So, the Modi government may now view a joint session of Parliament as not a last resort but a first resort. Instead of trying to persuade unpersuadable opponents, it is issuing a series of ordinances on priority issues. It will dare the Rajya Sabha to reject them. If they are rejected, Modi can ask for a joint session.
But opposition disrupters may sabotage this approach by simply not allowing the Rajya Sab ha to vote at all. If the House does not explicitly reject a Bill, rejection cannot be cited a ground for convening a joint session. In theory, disrupters can paralyse the Rajya Sabha session after session, preventing a vote in the House ad infinitum.
But Modi can find succour in one more Constitutional provision on joint sessions. If one House passes a Bill but the second House neither accepts not rejects it for six months, then too the President can convene a joint session to settle the matter.
Parliament will adjourn once or twice during this six‐month period. Between sessions, the same Bills can be re‐issued as ordinances.
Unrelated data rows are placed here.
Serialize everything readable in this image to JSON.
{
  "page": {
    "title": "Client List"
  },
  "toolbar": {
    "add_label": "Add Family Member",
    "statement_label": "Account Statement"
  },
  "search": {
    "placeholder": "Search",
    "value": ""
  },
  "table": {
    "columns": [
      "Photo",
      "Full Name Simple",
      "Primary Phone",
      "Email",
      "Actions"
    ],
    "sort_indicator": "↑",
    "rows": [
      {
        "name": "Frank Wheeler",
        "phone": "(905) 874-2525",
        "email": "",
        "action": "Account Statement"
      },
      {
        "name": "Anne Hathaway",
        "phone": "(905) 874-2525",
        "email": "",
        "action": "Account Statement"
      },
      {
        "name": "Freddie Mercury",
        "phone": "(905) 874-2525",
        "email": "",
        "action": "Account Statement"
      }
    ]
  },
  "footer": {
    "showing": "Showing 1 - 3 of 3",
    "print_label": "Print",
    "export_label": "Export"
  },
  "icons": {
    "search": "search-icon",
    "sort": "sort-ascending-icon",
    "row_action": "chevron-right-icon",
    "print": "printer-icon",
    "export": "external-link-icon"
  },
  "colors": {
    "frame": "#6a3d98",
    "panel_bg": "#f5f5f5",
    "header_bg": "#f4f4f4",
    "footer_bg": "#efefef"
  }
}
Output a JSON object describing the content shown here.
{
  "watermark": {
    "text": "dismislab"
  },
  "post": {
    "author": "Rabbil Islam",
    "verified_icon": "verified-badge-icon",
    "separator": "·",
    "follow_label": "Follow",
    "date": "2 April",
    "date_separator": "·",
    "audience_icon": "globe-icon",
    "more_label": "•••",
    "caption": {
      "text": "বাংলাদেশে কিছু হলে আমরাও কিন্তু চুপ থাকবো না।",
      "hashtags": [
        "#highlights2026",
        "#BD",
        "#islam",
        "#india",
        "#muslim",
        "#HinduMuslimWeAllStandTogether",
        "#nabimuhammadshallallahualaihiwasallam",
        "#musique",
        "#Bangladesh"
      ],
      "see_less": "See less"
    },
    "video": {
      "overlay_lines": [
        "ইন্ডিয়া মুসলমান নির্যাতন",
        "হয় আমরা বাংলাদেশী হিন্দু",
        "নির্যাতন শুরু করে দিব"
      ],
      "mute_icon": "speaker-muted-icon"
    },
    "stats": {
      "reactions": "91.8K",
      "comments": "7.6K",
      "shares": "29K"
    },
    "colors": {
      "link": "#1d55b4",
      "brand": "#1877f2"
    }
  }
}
Critics will lambast this as Ordinance Raj. However, in the Bihar Ordinance Raj case, the Supreme Court said that repeated ordinances were undesirable but not illegal. That will hold good here too.
The Lok Sabha will pass all Modi’s ordinances in its next session. These will then go to the Rajya Sabha. Disrupters may try to prevent a vote. But after six months of Rajya Sabha failure to vote, Modi can ask for a joint session of Parliament. This joint session can then pass a whole raft of Bills. Far from being an exceptional legislative route, the joint session can become the standard route to ram through most legislation.
For decades I have criticized Ordinance Raj by central and state governments as an erosion of democracy. Yet the disrupters in the Rajya Sabha are even greater eroders of democracy. Every party has been guilty of preventing legislatures from functioning in the past, and so none is willing to physically throw out disrupters.
Interesting question: what will happen if opposition rowdies prevent even a joint session from functioning? Will all parties finally accept that disruption is not a fundamental right of MPs, and throw out the disrupters? I truly hope so.